A Pentagon study found high cancer rates among US military pilots and, for the first time, showed that the ground crews who fuel, maintain and launch these aircraft are also getting sick.
The data has long been sought after by retired military aviators who for years have raised alarms about the number of air and ground crew they knew had cancer. They were told that previous military studies found they were at no greater risk than the general US population.
In its year-long study of nearly 900,000 military personnel who flew or worked on military aircraft between 1992 and 2017, the Pentagon found that aircrew members had an 87% higher rate of melanoma and a 39% higher rate of thyroid cancer, while men had a 16% higher rate of prostate cancer and women a 16% higher rate of breast cancer. Overall, aircrews had a 24% higher rate of cancer of all types.
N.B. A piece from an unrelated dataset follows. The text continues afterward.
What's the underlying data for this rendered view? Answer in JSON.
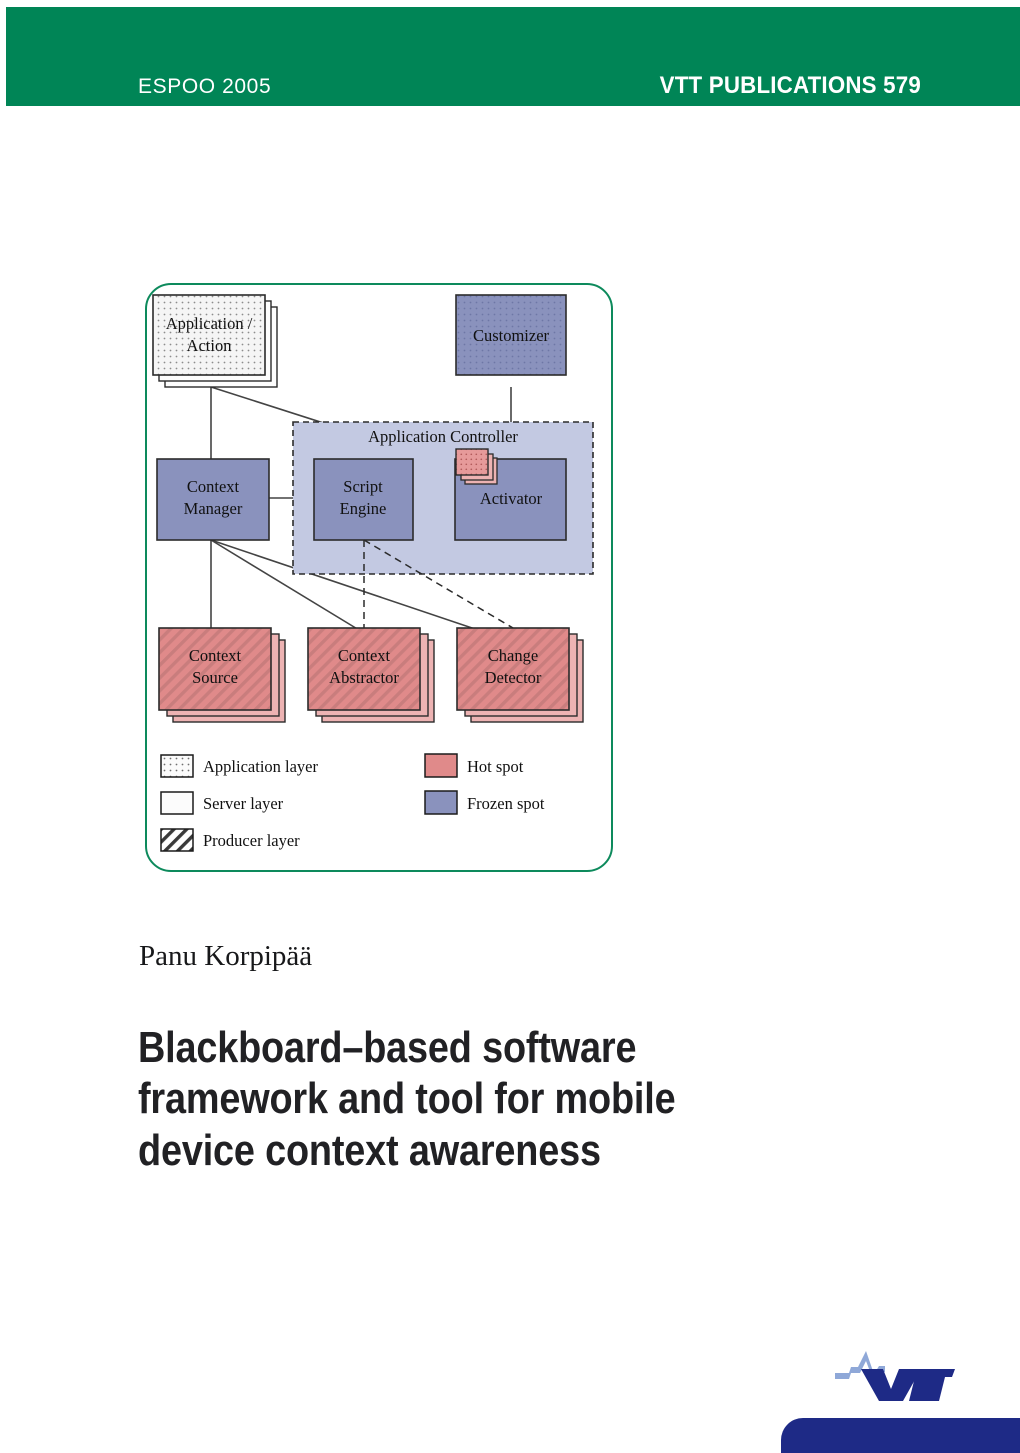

The study showed that ground crews had a 19% higher rate of brain and nervous system cancer, a 15% higher rate of thyroid cancer, and a nine percent higher rate of kidney or kidney cancer, while women had a higher rate. seven percent higher. of breast cancer. The overall rate for cancers of all types was three percent higher.
Some good news was also reported. Ground and air crews had much lower rates of lung cancer, and air crews also had lower rates of bladder and colon cancer.
Data compared service members to the general US population after adjusting for age, gender, and race.
The Pentagon said the new study was one of the largest and most comprehensive to date. A previous study looked only at Air Force pilots and found some higher rates of cancer, whereas this one looked at all air and ground services and crews. Even with the broader approach, the Pentagon has warned that the actual number of cancer cases is likely to be even higher due to data gaps, which it said it would work to remedy.
The study “proves that it is past time for leaders and policymakers to move from skepticism to belief and active assistance,” said retired Air Force Colonel Vince Alcazar, a member of the Red River Valley Fighter Pilots Association, who made lobbying the Pentagon and Congress for help. Alcazar sits on the association’s medical affairs committee.
The study was mandated by Congress in the 2021 defense bill. Now, as higher rates have been found, the Pentagon must conduct an even larger review to try to understand why aircrews are getting sick.
Isolating potential causes is difficult, and the Pentagon was careful to note that this study “does not imply that military service in air or ground crews causes cancer, because there are multiple potential confounders that could not be controlled for in this analysis,” as family history, smoking or alcohol use.
But aviation crews have long asked the Pentagon to take a closer look at some of the environmental factors they are exposed to, such as jet fuels and solvents used to clean and maintain jet parts, sensors and their power sources in nose cones. of aircraft and the massive radar systems on the decks of the ships they land on.
When Navy Captain Jim Seaman returned home from a tour of duty aboard an aircraft carrier, his equipment smelled of jet fuel, said his widow Betty Seaman. The pilot of the A-6 Intruder died in 2018 at the age of 61 from lung cancer. Betty Seaman still has her gear in storage and it still smells like fuel, “which I love,” she said.
She and others wonder if there is a link. She said crews would talk about how even the ship’s water systems would smell of fuel.
She said she and others have mixed feelings about finally seeing in the data what they suspected for years about aviation cancers. But “it has the potential to do a lot of good in terms of early communication, early detection,” she said.
The study found that when crew members were diagnosed with cancer, they were more likely to survive than members of the general population, which the study suggested was because they were diagnosed earlier due to required regular medical checkups and were more likely to to have better health. because of their military fitness requirements.
The Pentagon acknowledged that the study had shortcomings that likely led to an undercount of cancer cases.
The military health system database used in the study did not have reliable cancer data until 1990, so it may not have included pilots who flew first-generation jets in previous decades.
The study also did not include cancer data from the Department of Veterans Affairs or state cancer registries, meaning it did not capture cases of former crew members who became ill after leaving the military medical system.
“It is important to note that the results of the study may have differed if other older ex-servicemen had been included,” he said.
To remedy this, the Pentagon will now extract data from these records to add to the total count, the study said.
The second phase of the study will try to isolate the causes. The 2021 bill requires the Department of Defense not only to identify “the carcinogenic toxic or hazardous materials associated with military flight operations,” but also to determine the type of aircraft and the locations where the diagnosed aircrews served.
After her husband fell ill, Betty Seaman asked if he would have chosen differently, knowing that his service could be linked to cancer.
“I asked Jim directly. And he, without hesitation, said, ‘I still would have done that.’